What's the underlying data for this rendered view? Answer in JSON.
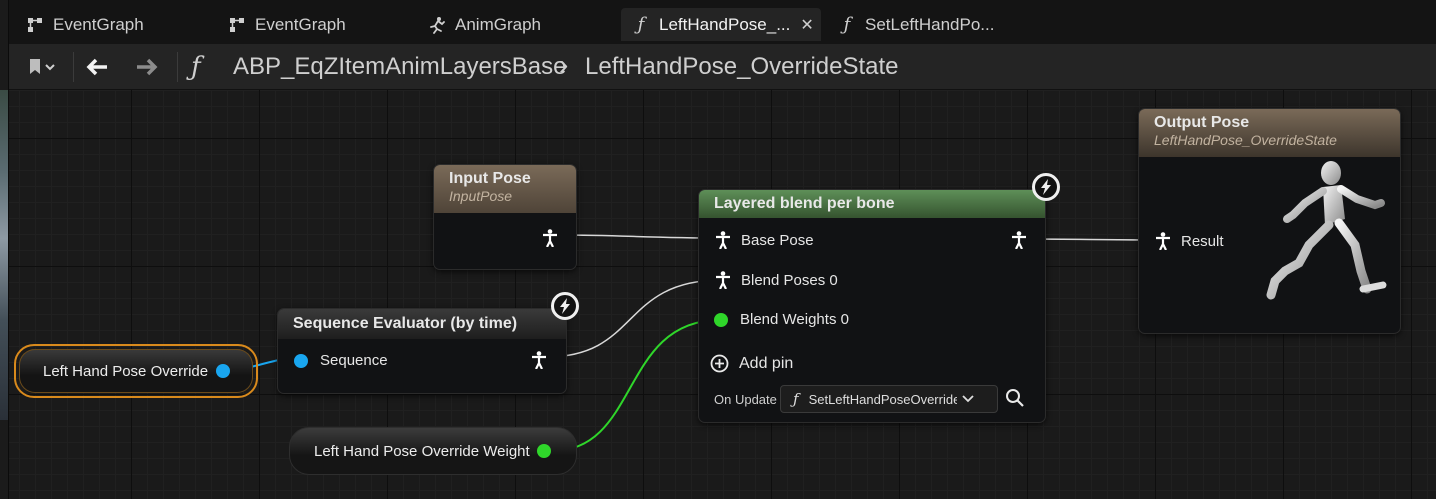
{
  "tabs": [
    {
      "label": "EventGraph",
      "icon": "event-graph-icon"
    },
    {
      "label": "EventGraph",
      "icon": "event-graph-icon"
    },
    {
      "label": "AnimGraph",
      "icon": "anim-graph-icon"
    },
    {
      "label": "LeftHandPose_...",
      "icon": "function-icon",
      "close": "✕"
    },
    {
      "label": "SetLeftHandPo...",
      "icon": "function-icon"
    }
  ],
  "toolbar": {
    "function_glyph": "ƒ",
    "breadcrumb_root": "ABP_EqZItemAnimLayersBase",
    "breadcrumb_separator": "›",
    "breadcrumb_current": "LeftHandPose_OverrideState"
  },
  "nodes": {
    "input_pose": {
      "title": "Input Pose",
      "subtitle": "InputPose"
    },
    "sequence_evaluator": {
      "title": "Sequence Evaluator (by time)",
      "pin_sequence": "Sequence"
    },
    "layered_blend": {
      "title": "Layered blend per bone",
      "pin_base_pose": "Base Pose",
      "pin_blend_poses": "Blend Poses 0",
      "pin_blend_weights": "Blend Weights 0",
      "add_pin": "Add pin",
      "on_update_label": "On Update",
      "on_update_value": "SetLeftHandPoseOverride"
    },
    "output_pose": {
      "title": "Output Pose",
      "subtitle": "LeftHandPose_OverrideState",
      "pin_result": "Result"
    }
  },
  "variables": {
    "left_hand_pose_override": "Left Hand Pose Override",
    "left_hand_pose_override_weight": "Left Hand Pose Override Weight"
  },
  "colors": {
    "blend_header": "#4a7a44",
    "pose_header": "#7a6a58",
    "bool_pin": "#19a6f0",
    "float_pin": "#2fd62a",
    "selected_outline": "#d98a1c"
  }
}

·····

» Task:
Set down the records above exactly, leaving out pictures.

» Final answer:
What's the underlying data for this rendered view? Answer in JSON.
{
  "tabs": [
    {
      "label": "EventGraph",
      "icon": "event-graph-icon"
    },
    {
      "label": "EventGraph",
      "icon": "event-graph-icon"
    },
    {
      "label": "AnimGraph",
      "icon": "anim-graph-icon"
    },
    {
      "label": "LeftHandPose_...",
      "icon": "function-icon",
      "close": "✕"
    },
    {
      "label": "SetLeftHandPo...",
      "icon": "function-icon"
    }
  ],
  "toolbar": {
    "function_glyph": "ƒ",
    "breadcrumb_root": "ABP_EqZItemAnimLayersBase",
    "breadcrumb_separator": "›",
    "breadcrumb_current": "LeftHandPose_OverrideState"
  },
  "nodes": {
    "input_pose": {
      "title": "Input Pose",
      "subtitle": "InputPose"
    },
    "sequence_evaluator": {
      "title": "Sequence Evaluator (by time)",
      "pin_sequence": "Sequence"
    },
    "layered_blend": {
      "title": "Layered blend per bone",
      "pin_base_pose": "Base Pose",
      "pin_blend_poses": "Blend Poses 0",
      "pin_blend_weights": "Blend Weights 0",
      "add_pin": "Add pin",
      "on_update_label": "On Update",
      "on_update_value": "SetLeftHandPoseOverride"
    },
    "output_pose": {
      "title": "Output Pose",
      "subtitle": "LeftHandPose_OverrideState",
      "pin_result": "Result"
    }
  },
  "variables": {
    "left_hand_pose_override": "Left Hand Pose Override",
    "left_hand_pose_override_weight": "Left Hand Pose Override Weight"
  },
  "colors": {
    "blend_header": "#4a7a44",
    "pose_header": "#7a6a58",
    "bool_pin": "#19a6f0",
    "float_pin": "#2fd62a",
    "selected_outline": "#d98a1c"
  }
}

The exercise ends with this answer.